• **Task to carry out**
Copy each line of the data below in which the word "this" can be found.

[Excerpts from an interface dataset]

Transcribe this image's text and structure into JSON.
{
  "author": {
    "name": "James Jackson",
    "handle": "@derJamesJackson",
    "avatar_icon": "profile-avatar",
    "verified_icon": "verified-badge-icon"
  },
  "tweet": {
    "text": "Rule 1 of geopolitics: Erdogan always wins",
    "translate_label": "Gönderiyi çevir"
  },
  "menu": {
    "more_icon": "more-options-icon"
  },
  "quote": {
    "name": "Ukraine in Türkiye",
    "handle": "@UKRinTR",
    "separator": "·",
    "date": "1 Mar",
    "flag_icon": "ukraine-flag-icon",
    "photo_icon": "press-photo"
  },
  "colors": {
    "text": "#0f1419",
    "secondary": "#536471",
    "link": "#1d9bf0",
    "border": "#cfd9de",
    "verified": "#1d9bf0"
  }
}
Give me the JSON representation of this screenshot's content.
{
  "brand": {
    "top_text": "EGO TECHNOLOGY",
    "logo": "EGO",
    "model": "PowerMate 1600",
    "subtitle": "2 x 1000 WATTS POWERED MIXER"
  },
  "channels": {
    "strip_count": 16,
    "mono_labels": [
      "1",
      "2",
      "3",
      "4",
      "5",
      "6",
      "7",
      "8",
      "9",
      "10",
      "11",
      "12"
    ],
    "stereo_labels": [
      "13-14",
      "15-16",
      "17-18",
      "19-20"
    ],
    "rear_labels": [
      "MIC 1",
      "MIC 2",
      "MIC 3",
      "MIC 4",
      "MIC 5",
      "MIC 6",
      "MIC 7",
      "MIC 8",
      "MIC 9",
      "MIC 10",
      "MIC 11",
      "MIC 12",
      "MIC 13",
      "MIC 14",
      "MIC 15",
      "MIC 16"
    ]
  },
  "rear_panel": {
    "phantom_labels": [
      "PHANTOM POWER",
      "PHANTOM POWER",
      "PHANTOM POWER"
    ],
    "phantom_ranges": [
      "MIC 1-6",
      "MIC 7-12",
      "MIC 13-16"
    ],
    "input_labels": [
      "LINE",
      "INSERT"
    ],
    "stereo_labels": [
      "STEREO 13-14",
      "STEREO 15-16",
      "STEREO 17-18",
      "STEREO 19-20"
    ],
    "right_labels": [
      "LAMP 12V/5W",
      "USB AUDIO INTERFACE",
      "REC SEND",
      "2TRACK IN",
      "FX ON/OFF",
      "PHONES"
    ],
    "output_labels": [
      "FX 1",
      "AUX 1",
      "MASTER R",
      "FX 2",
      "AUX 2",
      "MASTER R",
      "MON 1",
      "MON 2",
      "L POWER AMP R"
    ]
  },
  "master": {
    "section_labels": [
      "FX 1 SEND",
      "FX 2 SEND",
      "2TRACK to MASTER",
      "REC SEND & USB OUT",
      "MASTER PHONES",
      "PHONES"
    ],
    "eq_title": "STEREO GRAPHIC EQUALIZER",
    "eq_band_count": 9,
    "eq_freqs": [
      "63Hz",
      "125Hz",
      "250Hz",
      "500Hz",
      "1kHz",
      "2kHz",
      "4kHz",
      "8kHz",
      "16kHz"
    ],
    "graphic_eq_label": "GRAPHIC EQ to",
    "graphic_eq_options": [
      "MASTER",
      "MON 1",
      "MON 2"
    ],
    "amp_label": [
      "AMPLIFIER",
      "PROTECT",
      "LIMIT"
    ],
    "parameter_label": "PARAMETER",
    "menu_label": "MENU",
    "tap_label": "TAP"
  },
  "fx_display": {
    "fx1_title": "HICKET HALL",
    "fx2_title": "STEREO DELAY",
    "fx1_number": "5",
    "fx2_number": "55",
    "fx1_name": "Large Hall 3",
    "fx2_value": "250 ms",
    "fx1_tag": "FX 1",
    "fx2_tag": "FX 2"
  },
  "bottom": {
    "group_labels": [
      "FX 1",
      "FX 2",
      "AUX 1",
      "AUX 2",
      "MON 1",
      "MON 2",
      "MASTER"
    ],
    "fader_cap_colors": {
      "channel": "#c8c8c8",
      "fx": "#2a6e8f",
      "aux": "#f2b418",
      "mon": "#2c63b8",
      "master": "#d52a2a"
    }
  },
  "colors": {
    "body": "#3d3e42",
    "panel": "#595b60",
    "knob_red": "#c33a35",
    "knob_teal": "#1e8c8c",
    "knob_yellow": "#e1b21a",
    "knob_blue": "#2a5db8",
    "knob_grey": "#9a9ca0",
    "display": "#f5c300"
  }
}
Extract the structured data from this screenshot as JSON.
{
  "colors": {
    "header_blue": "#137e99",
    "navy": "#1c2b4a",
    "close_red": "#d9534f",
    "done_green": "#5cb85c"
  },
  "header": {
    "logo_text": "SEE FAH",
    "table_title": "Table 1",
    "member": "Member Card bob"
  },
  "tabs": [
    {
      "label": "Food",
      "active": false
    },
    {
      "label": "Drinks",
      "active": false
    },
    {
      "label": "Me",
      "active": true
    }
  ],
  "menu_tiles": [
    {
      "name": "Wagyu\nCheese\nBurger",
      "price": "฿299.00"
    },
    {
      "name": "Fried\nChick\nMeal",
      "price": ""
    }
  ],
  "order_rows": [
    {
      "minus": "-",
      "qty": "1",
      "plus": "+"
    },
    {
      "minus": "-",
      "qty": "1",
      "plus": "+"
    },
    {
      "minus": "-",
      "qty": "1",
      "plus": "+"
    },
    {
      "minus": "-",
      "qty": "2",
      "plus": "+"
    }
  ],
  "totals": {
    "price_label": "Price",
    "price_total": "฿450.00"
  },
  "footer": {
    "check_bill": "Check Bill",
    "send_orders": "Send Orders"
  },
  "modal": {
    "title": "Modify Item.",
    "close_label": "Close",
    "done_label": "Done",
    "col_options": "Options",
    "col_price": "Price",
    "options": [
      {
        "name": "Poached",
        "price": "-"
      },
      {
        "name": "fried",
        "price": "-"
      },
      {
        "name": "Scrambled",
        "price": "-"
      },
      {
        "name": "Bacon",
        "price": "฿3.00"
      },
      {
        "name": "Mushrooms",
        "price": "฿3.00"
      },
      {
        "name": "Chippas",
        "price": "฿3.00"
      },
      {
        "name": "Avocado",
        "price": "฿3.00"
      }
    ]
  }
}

• **Solved problem**
Transcribe this image's text and structure into JSON.
Give me the JSON representation of this screenshot's content.
Extract the structured data from this screenshot as JSON.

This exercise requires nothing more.